When Molly Keane’s novel Good Behaviour was adapted for television in 1983, Coolmore, County Cork – shown in today’s photographs – served as the fictional Temple Alice. A castle was first built here in the 12th century by the Anglo-Norman de Cogans after they had settled in this part of the country. In the 1650s the land on which the castle stood passed into the ownership of William Hodder who lived in the building. Subsequently it came into the possession of John Newenham, who may have bought the estate or inherited it as his wife Jane was a member of the Hodder family. The Newenhams are also of Norman origin: an ancestor John Newenham de Newenham, was one of the commissioners who carried out the Domesday survey for William the Conqueror in the 1080s. John Newenham settled in Cork in the 17th century, serving as Sheriff of Cork in 1665 and Mayor of the city six years later. After acquiring Coolmore, he seems to have demolished the old castle and replaced it with a more comfortable house. An extant estate map dated 1760 shows this to have been of five bays and two storeys over dormered attic. On either side, long service blocks ran forward to create a substantial forecourt. The next couple of generations prospered after making judicious family connections. John and Jane Newenham’s son Thomas married Elizabeth, daughter of Sir Thomas Blackhall, one-time Lord Mayor of Dublin, after whom Blackhall Place in the capital is named. In turn their son William married Dorothea, daughter and heiress of Edward Worth, a physician, politician and bibliophile: in 1733 his library was bequeathed to Dr Steevens’ Hospital, where it remains to the present day. The next generation also married well (and twice) which meant that there were ample funds in the 1780s for the old building at Coolmore to be demolished and replaced by the present, larger house of six bays with a two-bay breakfront, and of three storeys over raised basement, the whole centred on a pedimented doorcase flanked by Doric columns and with the family arms carved into the tympanum.

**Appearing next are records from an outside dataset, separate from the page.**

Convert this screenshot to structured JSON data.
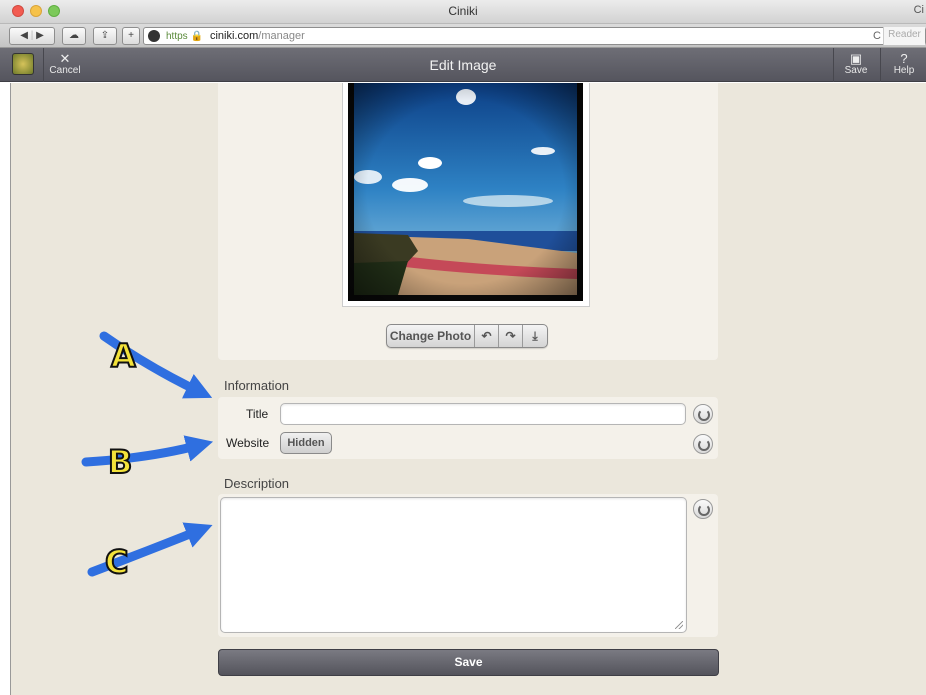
{
  "browser": {
    "window_title": "Ciniki",
    "window_right_text": "Ci",
    "url_scheme": "https",
    "url_host": "ciniki.com",
    "url_path": "/manager",
    "reload_glyph": "C",
    "reader_label": "Reader"
  },
  "app_header": {
    "cancel_label": "Cancel",
    "title": "Edit Image",
    "save_label": "Save",
    "help_label": "Help"
  },
  "photo_tools": {
    "change_photo_label": "Change Photo",
    "rotate_left_glyph": "↶",
    "rotate_right_glyph": "↷",
    "download_glyph": "⤓"
  },
  "information": {
    "section_label": "Information",
    "title_label": "Title",
    "title_value": "",
    "website_label": "Website",
    "website_button": "Hidden"
  },
  "description": {
    "section_label": "Description",
    "value": ""
  },
  "save_button_label": "Save",
  "annotations": {
    "a": "A",
    "b": "B",
    "c": "C",
    "arrow_color": "#2f6fe0"
  },
  "colors": {
    "header_bg": "#5f5f68",
    "page_bg": "#ebe7dc"
  }
}
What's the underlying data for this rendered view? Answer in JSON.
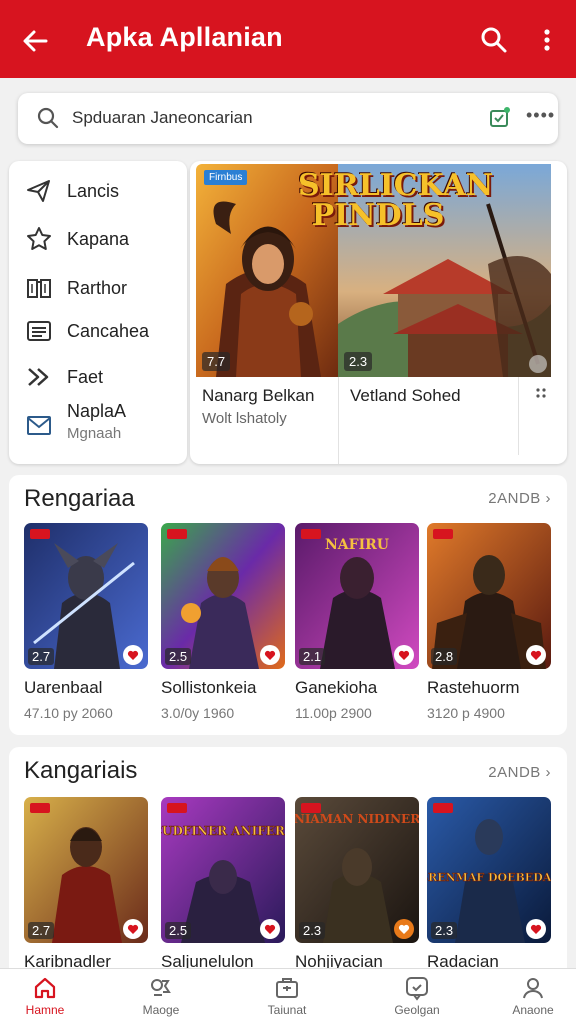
{
  "appbar": {
    "title": "Apka Apllanian"
  },
  "search": {
    "value": "Spduaran Janeoncarian",
    "more": "••••"
  },
  "sidebar": {
    "items": [
      {
        "label": "Lancis",
        "icon": "paper-plane-icon"
      },
      {
        "label": "Kapana",
        "icon": "star-outline-icon"
      },
      {
        "label": "Rarthor",
        "icon": "book-icon"
      },
      {
        "label": "Cancahea",
        "icon": "list-icon"
      },
      {
        "label": "Faet",
        "icon": "fast-forward-icon"
      },
      {
        "label": "NaplaA",
        "sublabel": "Mgnaah",
        "icon": "mail-icon"
      }
    ]
  },
  "featured": {
    "badge": "Firnbus",
    "logo_text": "SIRLICKAN PINDLS",
    "items": [
      {
        "rating": "7.7",
        "title": "Nanarg Belkan",
        "subtitle": "Wolt lshatoly"
      },
      {
        "rating": "2.3",
        "title": "Vetland Sohed",
        "subtitle": ""
      }
    ]
  },
  "section1": {
    "title": "Rengariaa",
    "more": "2ANDB",
    "cards": [
      {
        "rating": "2.7",
        "name": "Uarenbaal",
        "meta": "47.10 py 2060"
      },
      {
        "rating": "2.5",
        "name": "Sollistonkeia",
        "meta": "3.0/0y 1960"
      },
      {
        "rating": "2.1",
        "name": "Ganekioha",
        "meta": "11.00p 2900"
      },
      {
        "rating": "2.8",
        "name": "Rastehuorm",
        "meta": "3120 p 4900"
      }
    ]
  },
  "section2": {
    "title": "Kangariais",
    "more": "2ANDB",
    "cards": [
      {
        "rating": "2.7",
        "name": "Karibnadler",
        "art_text": ""
      },
      {
        "rating": "2.5",
        "name": "Saljunelulon",
        "art_text": "CUDFINER ANIFERS"
      },
      {
        "rating": "2.3",
        "name": "Nohjiyacian",
        "art_text": "NIAMAN NIDINER"
      },
      {
        "rating": "2.3",
        "name": "Radacian",
        "art_text": "BRENMAF DOEBEDAS"
      }
    ]
  },
  "bottomnav": {
    "items": [
      {
        "label": "Hamne",
        "icon": "home-icon"
      },
      {
        "label": "Maoge",
        "icon": "gamepad-icon"
      },
      {
        "label": "Taiunat",
        "icon": "briefcase-icon"
      },
      {
        "label": "Geolgan",
        "icon": "chat-icon"
      },
      {
        "label": "Anaone",
        "icon": "profile-icon"
      }
    ]
  },
  "colors": {
    "accent": "#d7141f",
    "badge_blue": "#2a7fd4"
  }
}
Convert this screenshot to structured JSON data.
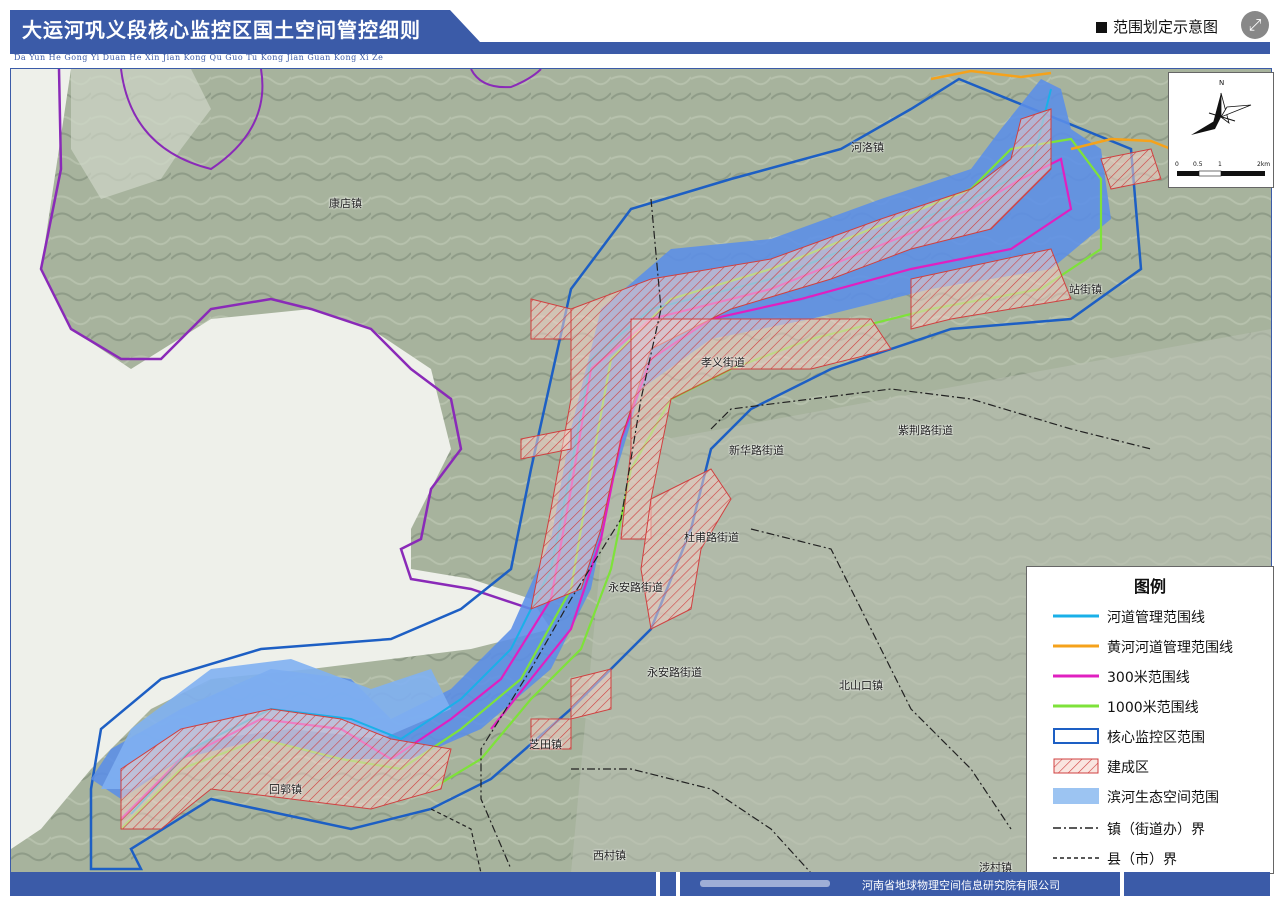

One of William and Dorothea Newenham’s younger children was the 18th century politician Sir Edward Newenham, remembered today for his ardent support of the American colonists. As a result of the latter he came into contact and had extensive correspondence with Benjamin Franklin, the Marquis de la Fayette and Washington. The last of these Newenham especially admired, calling him ‘the Greatest ornament of this century.’ Likewise Washington wrote ‘To stand well in the estimation of good men, & honest patriots, whether of this or that clime, or of this or that political way of thinking, has ever been a favorite wish of mine; & to have obtained, by such pursuits as duty to my Country; & the rights of mankind rendered indispensably necessary, the plaudit of Sir Edwd Newenham, will not be among my smallest felicities.’ Despite aspirations to do so, the two men never met (although one of Newenham’s sons-in-law did stay with Washington at his country estate, Mount Vernon, Virginia in 1786) but the Irishman commemorated the American at his own residence, Belcamp on the outskirts of Dublin. Here he not only had a room containing busts of, among others, Washington and la Fayette but in the grounds of the house he raised a monument to Washington. Dating from 1778 and believed to be the earliest such tribute to the general (and the only one erected in his lifetime), it is a two-storey square tower with crenellations bearing the following, now-lost inscription: ‘Oh, ill-fated Britain! The folly of Lexington and Concord will rend asunder and forever disjoin America from thy empire.’ Belcamp and its Washington monument are themselves today in as perilous condition as was the link between America and Britain: the house and grounds have been extensively vandalized in recent years, thereby imperiling this critical association between the respective campaigns for independent government on either side of the Atlantic. As for Coolmore, County Cork – the estate where Sir Edward was raised – ironically the year after Good Behaviour was filmed there, the Newenhams, unable to manage the building any longer, sold its contents and moved into a smaller property elsewhere on their land. It has sat empty for the past thirty years and today an old television series offers the best opportunity to appreciate how the house once looked.